Beyond the Environment: Obama's Big Pacific Ocean Move
The Obama administration yesterday announced its intention to designate a vast portion of U.S.-controlled areas of the Pacific Ocean as a nature preserve. Although packaged as part of the president’s second-term push to enact environmental regulations using his executive powers, the plans also have sizable implications for U.S. foreign policy in the Asia-Pacific.
Specifically, Obama is considering expanding the existing boundaries of the Pacific Remote Islands Marine National Monument (MNM), a marine reserve created by George W. Bush just days before leaving office in January 2009. At most, Obama could extend the marine reserve’s boundaries up to 200 nautical miles from the coastline of the U.S. islands contained within the conservation zone: Baker Island, Howland Island, Jarvis Island, the Johnston Atoll, the Palmyra Atoll and Wake Island. Doing so would make the Pacific Remote Islands MNM the biggest marine reserve in the world.
Protecting ocean environments is argued to be essential for the long-term health of the planet. Few dispute this, although in the past MNMs have been lambasted for being mere “paper parks” in which fishing can still take place in practice—more intended for public consumption than true environmental conservation. Instead, criticism of the plans has focused upon the administration’s use of executive powers. Republican law-maker John Fleming, for example, already has accused Obama of acting like an “imperial president” for refusing to go through Congress.
Yet beyond these debates about technicality about procedure there are other implications of vast marine protection zones that warrant consideration. Symbolically, the creation of environmental protection zones in the Central and Western Pacific is a powerful signal of America’s long-term commitment and presence as a Pacific power. While not as provocative as China’s designation of an Air Defense Identification Zone in the East China Sea, Washington’s marine protected areas do fulfill a similar—albeit non-military—purpose by pronouncing, formalizing and entrenching U.S. territorial pre-eminence in the world’s biggest ocean.
Moreover, it should be noted that many of the islands contained with the MNM system are current or former military bases: Wake Island and the Johnson Atoll both rest within the existing boundaries of the Pacific Remote Islands MNM, while other MNMs cover Midway Island (the Papahānaumokuākea MNM) and Guam (the Mariana Trench MNM). The Pacific conservation zones thus have military implications. Active bases are given an additional layer of seclusion while mothballed installations are guarded against conversion to civilian use.

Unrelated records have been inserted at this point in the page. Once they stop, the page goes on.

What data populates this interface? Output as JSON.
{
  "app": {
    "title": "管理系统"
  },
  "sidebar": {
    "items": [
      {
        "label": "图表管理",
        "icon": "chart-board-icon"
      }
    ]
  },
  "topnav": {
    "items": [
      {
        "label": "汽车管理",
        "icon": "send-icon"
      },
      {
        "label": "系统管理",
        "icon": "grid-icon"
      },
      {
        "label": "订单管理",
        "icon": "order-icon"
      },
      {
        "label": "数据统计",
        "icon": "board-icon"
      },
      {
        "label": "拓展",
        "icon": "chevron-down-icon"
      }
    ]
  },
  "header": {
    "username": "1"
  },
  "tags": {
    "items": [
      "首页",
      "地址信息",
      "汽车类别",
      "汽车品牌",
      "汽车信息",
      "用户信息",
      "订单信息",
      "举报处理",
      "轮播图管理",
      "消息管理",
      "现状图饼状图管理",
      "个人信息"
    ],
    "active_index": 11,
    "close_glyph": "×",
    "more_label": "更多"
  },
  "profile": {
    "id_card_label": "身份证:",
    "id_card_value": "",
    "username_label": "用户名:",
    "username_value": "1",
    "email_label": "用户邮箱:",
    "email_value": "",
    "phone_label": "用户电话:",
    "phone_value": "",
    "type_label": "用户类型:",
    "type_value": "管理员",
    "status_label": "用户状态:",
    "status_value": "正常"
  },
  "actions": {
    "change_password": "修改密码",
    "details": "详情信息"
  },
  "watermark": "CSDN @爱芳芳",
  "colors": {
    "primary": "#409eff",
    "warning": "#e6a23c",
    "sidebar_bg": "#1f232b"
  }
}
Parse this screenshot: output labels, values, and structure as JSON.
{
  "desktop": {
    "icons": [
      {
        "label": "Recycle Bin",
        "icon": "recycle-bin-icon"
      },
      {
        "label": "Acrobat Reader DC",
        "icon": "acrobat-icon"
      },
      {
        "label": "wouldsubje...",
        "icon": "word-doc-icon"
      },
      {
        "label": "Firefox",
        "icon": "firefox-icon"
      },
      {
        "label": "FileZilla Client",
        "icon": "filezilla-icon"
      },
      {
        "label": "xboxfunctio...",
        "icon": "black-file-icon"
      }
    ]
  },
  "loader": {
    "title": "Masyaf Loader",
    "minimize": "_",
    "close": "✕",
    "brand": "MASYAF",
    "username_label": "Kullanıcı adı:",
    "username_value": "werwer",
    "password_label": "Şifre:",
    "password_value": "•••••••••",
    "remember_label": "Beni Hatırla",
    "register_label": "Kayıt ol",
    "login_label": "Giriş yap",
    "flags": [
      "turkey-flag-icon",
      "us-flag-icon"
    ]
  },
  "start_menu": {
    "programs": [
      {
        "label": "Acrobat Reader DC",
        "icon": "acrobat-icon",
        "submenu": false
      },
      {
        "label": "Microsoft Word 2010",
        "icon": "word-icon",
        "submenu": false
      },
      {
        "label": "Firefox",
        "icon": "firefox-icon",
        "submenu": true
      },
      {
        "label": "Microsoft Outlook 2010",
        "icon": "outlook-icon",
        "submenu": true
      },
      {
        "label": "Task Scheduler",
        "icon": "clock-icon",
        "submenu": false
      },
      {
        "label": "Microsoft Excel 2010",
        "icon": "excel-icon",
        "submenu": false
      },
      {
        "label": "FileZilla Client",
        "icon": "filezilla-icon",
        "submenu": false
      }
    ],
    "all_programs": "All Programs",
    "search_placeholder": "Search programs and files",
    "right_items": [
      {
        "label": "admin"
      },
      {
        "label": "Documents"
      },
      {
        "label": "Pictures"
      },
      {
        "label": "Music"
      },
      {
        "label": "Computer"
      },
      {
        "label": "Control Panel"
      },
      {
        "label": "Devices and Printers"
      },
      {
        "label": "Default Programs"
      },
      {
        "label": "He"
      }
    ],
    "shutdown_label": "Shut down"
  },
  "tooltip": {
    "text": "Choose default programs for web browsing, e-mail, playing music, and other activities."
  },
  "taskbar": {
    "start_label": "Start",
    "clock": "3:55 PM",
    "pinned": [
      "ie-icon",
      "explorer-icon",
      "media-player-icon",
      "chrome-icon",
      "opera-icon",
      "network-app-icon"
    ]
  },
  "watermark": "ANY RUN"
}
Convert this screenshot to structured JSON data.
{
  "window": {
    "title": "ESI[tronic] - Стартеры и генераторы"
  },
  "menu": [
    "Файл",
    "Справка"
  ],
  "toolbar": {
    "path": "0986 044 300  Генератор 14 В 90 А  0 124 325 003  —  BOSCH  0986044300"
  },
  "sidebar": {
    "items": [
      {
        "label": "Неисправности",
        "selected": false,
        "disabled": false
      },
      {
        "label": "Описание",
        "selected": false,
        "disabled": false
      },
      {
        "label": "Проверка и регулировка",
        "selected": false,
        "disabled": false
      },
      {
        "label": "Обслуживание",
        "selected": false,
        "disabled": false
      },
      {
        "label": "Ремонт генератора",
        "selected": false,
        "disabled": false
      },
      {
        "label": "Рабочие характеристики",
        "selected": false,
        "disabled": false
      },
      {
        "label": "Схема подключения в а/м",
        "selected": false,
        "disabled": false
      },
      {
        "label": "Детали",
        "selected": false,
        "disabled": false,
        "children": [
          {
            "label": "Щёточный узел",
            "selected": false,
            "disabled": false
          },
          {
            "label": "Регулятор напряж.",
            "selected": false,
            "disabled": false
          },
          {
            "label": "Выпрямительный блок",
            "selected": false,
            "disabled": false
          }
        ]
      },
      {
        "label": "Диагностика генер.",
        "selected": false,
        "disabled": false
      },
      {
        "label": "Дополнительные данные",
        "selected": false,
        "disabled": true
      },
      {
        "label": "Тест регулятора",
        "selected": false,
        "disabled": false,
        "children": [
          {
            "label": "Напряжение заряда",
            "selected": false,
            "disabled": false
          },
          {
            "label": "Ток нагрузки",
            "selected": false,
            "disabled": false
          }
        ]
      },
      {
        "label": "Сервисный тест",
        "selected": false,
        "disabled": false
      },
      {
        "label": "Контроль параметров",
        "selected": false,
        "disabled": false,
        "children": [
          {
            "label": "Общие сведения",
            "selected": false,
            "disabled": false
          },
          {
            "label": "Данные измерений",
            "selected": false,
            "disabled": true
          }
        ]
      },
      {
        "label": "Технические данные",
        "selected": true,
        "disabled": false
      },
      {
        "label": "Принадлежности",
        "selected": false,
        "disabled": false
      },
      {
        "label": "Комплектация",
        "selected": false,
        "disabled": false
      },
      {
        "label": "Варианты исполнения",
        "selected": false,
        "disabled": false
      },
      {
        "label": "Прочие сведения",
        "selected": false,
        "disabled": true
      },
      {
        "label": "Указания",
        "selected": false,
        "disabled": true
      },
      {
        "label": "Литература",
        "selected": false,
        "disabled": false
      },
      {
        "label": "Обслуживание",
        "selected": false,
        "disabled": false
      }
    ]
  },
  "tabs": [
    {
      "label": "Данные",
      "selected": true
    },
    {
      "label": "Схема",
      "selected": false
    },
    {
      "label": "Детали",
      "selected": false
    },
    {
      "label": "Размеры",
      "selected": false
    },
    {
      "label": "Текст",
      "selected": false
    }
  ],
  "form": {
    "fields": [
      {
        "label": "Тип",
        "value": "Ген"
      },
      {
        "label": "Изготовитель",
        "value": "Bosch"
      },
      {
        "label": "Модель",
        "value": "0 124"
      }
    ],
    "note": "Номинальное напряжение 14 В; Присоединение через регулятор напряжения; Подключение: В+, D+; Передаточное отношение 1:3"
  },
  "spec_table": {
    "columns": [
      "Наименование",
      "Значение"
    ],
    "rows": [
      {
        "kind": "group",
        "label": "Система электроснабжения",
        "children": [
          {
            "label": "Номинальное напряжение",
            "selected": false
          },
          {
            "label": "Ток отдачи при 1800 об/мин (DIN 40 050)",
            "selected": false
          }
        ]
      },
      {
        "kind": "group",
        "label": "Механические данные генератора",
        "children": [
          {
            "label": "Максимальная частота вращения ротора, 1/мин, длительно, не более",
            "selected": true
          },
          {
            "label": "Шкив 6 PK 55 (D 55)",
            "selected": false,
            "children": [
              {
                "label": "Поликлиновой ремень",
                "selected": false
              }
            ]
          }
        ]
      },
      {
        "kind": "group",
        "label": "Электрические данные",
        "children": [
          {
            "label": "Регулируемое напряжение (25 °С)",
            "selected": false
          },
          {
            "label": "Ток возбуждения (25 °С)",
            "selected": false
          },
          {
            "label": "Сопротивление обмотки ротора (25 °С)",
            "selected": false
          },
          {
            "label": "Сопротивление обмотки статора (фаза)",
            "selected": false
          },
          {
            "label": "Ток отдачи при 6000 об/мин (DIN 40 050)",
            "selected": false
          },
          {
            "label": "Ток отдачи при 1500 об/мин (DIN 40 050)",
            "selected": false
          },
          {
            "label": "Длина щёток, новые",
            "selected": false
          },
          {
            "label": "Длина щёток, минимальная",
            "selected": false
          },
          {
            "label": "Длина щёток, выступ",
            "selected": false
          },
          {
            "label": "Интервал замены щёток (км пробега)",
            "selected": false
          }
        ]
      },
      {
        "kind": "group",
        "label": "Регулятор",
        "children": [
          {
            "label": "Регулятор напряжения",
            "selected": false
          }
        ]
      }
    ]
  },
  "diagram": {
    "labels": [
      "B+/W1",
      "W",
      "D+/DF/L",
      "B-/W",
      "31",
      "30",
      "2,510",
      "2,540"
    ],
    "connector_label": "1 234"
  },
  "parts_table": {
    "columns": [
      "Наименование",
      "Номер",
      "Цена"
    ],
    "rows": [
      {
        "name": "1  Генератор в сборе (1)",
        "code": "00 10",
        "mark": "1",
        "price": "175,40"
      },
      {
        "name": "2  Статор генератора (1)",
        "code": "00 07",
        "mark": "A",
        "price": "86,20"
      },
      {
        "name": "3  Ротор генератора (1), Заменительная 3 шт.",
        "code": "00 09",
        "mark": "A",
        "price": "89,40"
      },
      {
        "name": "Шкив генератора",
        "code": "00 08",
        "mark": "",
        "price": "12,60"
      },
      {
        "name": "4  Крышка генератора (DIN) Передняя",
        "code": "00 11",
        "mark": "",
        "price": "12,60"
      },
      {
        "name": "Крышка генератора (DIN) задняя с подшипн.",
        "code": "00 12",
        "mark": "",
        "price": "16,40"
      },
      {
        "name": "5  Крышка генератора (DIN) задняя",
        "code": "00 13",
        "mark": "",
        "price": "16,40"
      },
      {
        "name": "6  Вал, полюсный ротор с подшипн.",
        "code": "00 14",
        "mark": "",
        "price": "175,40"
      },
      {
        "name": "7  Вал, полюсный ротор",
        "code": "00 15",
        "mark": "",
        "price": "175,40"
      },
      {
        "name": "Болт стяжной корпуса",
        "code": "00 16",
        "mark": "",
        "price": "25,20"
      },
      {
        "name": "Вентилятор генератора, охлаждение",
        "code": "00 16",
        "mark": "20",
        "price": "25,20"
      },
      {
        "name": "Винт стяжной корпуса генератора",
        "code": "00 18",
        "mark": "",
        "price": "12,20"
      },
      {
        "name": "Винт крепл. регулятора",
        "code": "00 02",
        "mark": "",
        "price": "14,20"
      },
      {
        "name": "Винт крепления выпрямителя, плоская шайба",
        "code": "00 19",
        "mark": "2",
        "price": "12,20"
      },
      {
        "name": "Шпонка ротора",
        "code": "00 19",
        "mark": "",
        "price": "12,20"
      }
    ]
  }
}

This logic of military conservation works on land as well as at sea. Wildlife refuges cover 17.5 percent of Guam and all of Midway Island, for example. Written into the environmental regulations are provisions that, should protected land ever be required for military purposes, then the security interests of the U.S. will predominate and the Pentagon will be given authorization to (re)convert territory for military use. This is currently salient in the case of Guam, which stands to receive thousands of additional U.S. troops owing to the downsizing of bases in Okinawa and thus will likely need to reclaim refuge overlay in order to house the influx of personnel. Other (former) U.S. bases on Midway, Wake and the Johnston Atoll could similarly be resurrected in the event of a worsening geostrategic environment in the Asia-Pacific.
Whatever the environmental benefits of establishing marine protected areas in the Pacific, then, there are several political and military implications that are worth considering. That President Obama can even consider 782,000 square miles of ocean into a conservation zone is testament to how expansive and deep is the U.S. presence in that part of the globe; that so many current, former and future military installations operationally benefit from the conservation is a reminder that only one country boasts the real estate to establish effective maritime control there.
America’s marine national monuments are monuments to the country’s gargantuan geopolitical and territorial standing in the Central and Western Pacific as much as anything else.
Image Credit: White House Flickr.